Data in this study was extracted from a prospective study evaluating quality of care of IBD patients treated with a biologic or new small molecule. We assessed criterion validity by comparing patient-reported and clinician-reported presence (as noted in the electronic health record) of the thirteen diseases of the SCQ using Cohen’s kappa. Construct validity was assessed by evaluating the Spearman correlation coefficient between the SCQ and the Charlson Comorbidity Index (CCI), clinician-reported SCQ, quality of life (EQ-5D-5L), IBD-related healthcare and productivity costs and prevalence of disability.

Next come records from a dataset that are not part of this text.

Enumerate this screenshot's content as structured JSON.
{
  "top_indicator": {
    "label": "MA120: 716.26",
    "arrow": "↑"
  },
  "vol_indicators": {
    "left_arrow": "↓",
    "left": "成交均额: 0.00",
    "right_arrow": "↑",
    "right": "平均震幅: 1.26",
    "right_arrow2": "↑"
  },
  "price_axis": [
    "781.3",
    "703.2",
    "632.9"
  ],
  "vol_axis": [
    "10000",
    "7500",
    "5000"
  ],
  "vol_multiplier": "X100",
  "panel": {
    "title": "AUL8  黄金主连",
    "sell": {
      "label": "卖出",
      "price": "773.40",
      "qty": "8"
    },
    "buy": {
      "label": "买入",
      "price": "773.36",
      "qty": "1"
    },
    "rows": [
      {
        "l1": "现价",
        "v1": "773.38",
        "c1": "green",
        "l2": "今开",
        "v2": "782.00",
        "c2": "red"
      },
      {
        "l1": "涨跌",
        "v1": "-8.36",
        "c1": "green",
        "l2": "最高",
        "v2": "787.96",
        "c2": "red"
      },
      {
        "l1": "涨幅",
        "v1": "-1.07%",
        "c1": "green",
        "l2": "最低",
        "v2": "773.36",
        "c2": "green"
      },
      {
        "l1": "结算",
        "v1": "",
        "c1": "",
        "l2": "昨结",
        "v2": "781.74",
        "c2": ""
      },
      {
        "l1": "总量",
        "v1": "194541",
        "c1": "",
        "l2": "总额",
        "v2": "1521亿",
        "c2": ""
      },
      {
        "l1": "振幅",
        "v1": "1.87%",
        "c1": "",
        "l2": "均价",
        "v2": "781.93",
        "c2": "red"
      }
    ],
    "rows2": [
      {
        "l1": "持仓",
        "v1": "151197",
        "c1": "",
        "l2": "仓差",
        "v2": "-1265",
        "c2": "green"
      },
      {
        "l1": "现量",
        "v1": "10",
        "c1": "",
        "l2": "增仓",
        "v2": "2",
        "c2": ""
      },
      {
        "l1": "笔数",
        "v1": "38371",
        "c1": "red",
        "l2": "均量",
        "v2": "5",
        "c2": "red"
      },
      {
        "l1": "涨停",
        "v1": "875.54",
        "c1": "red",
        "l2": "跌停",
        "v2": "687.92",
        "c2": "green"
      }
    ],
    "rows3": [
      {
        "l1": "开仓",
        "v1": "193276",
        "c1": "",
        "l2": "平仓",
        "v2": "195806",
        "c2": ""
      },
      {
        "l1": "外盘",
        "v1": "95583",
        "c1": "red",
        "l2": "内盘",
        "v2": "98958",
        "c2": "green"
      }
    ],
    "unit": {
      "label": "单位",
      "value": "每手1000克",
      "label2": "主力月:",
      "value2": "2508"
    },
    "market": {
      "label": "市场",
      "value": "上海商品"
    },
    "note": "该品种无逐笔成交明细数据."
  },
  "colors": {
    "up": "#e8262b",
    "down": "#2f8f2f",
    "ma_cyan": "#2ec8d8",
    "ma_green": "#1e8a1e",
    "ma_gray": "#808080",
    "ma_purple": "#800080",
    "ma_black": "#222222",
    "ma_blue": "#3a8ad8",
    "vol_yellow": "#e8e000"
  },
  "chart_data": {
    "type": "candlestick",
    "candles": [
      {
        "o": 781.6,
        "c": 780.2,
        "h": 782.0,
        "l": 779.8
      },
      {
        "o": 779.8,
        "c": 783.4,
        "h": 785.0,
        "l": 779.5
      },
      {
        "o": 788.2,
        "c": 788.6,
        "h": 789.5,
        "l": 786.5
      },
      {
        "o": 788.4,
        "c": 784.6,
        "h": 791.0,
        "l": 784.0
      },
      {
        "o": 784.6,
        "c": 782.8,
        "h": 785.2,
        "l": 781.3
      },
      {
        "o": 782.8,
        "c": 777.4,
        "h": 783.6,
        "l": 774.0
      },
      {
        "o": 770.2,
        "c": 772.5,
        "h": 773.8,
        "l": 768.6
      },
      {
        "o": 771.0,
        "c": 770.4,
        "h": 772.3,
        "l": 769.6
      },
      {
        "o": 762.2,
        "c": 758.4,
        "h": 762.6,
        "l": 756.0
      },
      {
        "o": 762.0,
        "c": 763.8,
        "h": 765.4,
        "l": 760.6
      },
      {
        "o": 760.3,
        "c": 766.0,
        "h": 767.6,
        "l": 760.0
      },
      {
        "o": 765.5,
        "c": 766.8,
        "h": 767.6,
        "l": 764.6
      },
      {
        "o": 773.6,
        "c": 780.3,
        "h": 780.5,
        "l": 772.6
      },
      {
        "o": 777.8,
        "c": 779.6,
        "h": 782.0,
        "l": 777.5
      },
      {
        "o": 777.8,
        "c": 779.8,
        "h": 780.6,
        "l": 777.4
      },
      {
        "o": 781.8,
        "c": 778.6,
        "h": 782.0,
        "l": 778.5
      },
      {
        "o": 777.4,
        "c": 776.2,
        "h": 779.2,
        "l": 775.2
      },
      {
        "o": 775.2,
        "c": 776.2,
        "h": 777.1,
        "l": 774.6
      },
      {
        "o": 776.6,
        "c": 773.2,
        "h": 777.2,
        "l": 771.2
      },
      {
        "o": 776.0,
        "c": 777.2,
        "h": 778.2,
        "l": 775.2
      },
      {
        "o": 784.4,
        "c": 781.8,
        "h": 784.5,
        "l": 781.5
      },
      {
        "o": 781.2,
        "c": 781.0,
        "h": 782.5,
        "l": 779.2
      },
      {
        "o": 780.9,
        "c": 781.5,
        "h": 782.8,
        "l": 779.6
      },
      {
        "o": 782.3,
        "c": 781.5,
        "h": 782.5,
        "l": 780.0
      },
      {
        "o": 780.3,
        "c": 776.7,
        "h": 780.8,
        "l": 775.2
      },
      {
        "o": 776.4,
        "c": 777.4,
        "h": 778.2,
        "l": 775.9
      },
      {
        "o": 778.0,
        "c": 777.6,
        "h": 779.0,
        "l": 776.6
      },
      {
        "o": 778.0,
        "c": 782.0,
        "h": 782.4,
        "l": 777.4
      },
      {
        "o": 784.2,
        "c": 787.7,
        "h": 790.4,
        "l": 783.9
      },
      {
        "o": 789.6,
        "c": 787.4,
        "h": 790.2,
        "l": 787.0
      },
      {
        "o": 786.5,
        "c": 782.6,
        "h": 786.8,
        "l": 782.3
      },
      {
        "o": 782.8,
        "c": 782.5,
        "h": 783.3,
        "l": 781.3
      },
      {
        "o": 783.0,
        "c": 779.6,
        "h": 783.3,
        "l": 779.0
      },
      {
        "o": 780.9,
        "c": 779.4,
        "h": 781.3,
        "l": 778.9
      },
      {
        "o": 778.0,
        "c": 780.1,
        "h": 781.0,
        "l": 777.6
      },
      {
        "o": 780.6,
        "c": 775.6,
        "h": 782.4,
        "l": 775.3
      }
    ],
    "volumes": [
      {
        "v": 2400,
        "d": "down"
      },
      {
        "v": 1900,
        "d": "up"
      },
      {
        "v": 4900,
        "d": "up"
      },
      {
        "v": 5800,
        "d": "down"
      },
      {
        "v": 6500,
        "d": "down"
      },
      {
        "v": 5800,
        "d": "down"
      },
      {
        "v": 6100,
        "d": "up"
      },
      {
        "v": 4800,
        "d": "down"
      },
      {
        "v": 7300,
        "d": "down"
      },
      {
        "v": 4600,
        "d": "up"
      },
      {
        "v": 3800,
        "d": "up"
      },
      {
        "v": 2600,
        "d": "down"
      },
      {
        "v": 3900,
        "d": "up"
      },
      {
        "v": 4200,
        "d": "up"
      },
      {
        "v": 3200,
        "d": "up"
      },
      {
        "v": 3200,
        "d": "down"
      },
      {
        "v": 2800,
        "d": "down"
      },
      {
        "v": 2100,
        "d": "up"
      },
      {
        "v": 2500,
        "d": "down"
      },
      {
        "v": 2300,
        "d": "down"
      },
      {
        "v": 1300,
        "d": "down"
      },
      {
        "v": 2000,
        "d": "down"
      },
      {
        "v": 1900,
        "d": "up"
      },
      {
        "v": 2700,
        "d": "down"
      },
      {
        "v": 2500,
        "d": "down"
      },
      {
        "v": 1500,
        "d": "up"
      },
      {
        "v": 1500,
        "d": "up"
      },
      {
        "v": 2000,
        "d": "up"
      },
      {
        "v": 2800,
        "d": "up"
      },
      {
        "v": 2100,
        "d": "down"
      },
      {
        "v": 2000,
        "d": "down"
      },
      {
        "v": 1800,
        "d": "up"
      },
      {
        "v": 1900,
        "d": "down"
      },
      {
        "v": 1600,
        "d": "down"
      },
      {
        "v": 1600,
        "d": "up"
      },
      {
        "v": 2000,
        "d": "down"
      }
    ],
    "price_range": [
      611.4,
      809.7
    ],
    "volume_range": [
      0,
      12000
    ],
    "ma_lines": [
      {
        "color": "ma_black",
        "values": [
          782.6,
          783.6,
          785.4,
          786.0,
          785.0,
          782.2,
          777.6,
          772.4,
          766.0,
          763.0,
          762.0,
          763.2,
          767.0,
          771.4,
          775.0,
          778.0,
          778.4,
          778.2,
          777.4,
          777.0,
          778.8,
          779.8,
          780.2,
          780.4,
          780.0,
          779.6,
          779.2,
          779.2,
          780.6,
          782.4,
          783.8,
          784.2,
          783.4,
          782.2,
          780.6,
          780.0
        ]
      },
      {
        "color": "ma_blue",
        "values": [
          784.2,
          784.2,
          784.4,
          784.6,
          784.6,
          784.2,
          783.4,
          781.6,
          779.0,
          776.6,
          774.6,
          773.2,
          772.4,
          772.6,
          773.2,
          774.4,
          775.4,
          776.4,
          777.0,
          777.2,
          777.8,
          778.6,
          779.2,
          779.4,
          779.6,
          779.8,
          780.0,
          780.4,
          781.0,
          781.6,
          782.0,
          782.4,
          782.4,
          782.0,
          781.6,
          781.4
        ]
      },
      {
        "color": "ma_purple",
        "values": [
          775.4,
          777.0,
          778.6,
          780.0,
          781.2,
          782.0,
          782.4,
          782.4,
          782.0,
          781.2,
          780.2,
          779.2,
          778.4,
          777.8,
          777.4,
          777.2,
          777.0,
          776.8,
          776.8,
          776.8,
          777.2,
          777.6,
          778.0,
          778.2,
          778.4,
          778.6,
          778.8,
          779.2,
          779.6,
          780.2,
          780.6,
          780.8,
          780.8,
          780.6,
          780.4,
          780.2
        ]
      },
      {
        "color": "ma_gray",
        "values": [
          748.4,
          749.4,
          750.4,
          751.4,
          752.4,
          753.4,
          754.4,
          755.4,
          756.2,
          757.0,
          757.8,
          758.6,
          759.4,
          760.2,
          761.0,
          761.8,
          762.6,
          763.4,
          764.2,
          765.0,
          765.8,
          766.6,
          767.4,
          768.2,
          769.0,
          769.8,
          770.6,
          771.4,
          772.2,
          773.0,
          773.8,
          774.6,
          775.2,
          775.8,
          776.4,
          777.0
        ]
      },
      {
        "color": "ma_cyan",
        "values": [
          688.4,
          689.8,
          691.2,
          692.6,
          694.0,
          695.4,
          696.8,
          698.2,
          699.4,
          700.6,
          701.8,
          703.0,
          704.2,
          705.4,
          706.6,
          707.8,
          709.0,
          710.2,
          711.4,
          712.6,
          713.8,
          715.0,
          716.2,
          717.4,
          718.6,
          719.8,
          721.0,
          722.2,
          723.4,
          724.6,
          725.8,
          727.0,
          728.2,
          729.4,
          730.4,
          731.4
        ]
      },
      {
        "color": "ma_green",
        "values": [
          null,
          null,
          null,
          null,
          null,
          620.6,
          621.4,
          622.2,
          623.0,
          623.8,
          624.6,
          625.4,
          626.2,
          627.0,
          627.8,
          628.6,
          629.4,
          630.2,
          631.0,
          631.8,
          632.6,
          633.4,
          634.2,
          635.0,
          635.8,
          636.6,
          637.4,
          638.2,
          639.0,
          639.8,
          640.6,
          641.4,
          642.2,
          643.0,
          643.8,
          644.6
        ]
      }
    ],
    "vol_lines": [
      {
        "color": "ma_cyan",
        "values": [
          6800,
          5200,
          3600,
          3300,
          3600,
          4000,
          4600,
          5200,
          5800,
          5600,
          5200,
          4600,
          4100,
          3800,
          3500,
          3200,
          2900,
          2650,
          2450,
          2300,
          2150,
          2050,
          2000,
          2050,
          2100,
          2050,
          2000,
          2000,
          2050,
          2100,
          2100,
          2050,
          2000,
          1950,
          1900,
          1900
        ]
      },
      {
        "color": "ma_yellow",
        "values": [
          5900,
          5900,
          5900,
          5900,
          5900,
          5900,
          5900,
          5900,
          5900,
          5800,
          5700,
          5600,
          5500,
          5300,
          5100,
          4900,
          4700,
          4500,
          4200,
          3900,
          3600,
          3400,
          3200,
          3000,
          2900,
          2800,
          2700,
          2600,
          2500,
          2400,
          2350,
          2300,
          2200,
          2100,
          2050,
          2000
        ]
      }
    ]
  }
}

We assessed responsiveness by measuring the correlation between changes in the SCQ and changes in healthcare costs, productivity costs and quality of life after 15 months.


A total of 642 patients were included. Median age was 49, 56% were female and 60% had Crohn’s disease. Median SCQ at baseline was 1.75 (IQR: 0.01 – 4.00) and increased to 2 (IQR: 0.26-4.00) after 15 months of follow-up. Fair agreement was found for most comorbidities, but agreement was poor for back pain, arthritis, blood diseases, stomach diseases, kidney diseases and depression (Table 1). Significant correlations were found between the SCQ and CCI, clinician-reported SCQ, quality of life, prevalence of disability and productivity costs, but not with healthcare costs (Table 2). A change in the SCQ after 15 months was negatively correlated with a change in quality of life, but not with a change in healthcare or productivity costs.


The SCQ seems a useful tool to adjust for case-mix for health-related quality of life in IBD patients, but does not relate to IBD-attributable healthcare or productivity costs. The SCQ does not always agree with the electronic health record, which may be due to inadequate capture of comorbidities in the electronic health record or because patients may confuse comorbidities and complications of IBD.